Cocaine, while an illegal drug, is not banned in boxing if taken out of competition.
Fury appeared to make light of the reports in a Twitter post on Saturday.
He tweeted a picture of Tony Montana, played by Al Pacino in the film Scarface, sitting at a table with a pile of cocaine in front of him.
Fury imposed his own face onto the picture, which he captioned “#Tysonmontana”.
Fury, the self-styled ‘Gypsy King’, also won the IBF belt in his first fight against Klitschko, but had to forfeit it after failing to fulfil a mandatory bout against Vyacheslav Glazkov.
A previously scheduled rematch with Klitschko, set for July 9, was scrapped after Fury sustained an ankle injury.
Following the cancellation of that fight, it emerged that UK Anti-Doping (UKAD) had charged Fury and his cousin, Hughie, with a doping offence. They deny wrongdoing.
The sample, taken nine months prior to Fury’s sensational victory over Klitschko, contained traces of the banned substance nandrolone.
Fury was provisionally suspended, but his ban has since been lifted and his legal team have threatened action against UKAD.
He is due to face a hearing in November and could have been stripped of his titles if found guilty.
British promoter Eddie Hearn had recently said Fury would never fight again, prompting his trainer and uncle, Peter Fury, to claim his nephew would be back in action next year.
If Fury sticks to his decision to quit the sport, he will leave unbeaten having won all 25 of his professional contests with 18 stoppages.
His greatest moment, defeating Klitschko in Germany after the Ukrainian was unbeaten for over a decade, also proved his downfall.
Fury has courted almost constant controversy since winning the world title and he angered many with a series of highly sexist, anti-semitic and homophobic comments.
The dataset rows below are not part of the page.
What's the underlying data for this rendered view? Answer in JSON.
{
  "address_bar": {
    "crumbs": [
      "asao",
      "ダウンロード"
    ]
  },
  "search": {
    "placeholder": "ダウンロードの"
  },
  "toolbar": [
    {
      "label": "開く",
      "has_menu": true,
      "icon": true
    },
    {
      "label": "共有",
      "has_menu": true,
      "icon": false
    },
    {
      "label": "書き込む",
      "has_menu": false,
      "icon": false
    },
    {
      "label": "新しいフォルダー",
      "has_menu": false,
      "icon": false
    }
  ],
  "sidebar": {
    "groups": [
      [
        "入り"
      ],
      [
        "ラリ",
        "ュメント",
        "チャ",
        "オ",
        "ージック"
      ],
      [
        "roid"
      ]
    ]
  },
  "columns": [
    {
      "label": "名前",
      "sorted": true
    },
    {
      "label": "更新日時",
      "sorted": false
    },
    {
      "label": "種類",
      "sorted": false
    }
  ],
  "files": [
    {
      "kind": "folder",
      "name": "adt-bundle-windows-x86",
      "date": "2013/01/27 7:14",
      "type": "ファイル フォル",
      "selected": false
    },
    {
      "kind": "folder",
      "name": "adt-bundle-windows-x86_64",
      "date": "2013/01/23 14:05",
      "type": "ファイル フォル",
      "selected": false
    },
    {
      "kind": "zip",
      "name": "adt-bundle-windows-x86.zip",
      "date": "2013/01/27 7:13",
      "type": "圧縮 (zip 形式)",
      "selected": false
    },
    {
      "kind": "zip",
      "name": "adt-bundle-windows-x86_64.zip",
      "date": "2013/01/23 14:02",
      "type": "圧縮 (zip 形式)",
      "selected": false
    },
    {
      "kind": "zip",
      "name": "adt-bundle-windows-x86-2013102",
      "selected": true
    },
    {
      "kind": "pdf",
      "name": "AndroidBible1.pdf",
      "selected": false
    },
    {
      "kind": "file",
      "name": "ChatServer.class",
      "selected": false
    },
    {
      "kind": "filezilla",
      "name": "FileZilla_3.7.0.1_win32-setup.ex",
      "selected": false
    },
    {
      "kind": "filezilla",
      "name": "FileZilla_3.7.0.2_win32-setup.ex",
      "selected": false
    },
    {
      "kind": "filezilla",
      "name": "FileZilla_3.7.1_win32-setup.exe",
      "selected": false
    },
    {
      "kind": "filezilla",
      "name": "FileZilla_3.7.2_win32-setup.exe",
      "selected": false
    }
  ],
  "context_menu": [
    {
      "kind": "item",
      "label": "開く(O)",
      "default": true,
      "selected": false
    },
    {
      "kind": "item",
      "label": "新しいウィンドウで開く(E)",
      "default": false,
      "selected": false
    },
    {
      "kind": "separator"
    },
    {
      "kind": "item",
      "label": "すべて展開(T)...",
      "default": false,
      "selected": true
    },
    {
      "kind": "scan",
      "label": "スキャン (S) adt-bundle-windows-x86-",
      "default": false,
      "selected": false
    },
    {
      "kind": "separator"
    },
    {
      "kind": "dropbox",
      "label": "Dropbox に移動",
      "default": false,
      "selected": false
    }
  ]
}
With Fury retired, his titles are expected to become vacant, increasing the likelihood Klitschko will fight for them.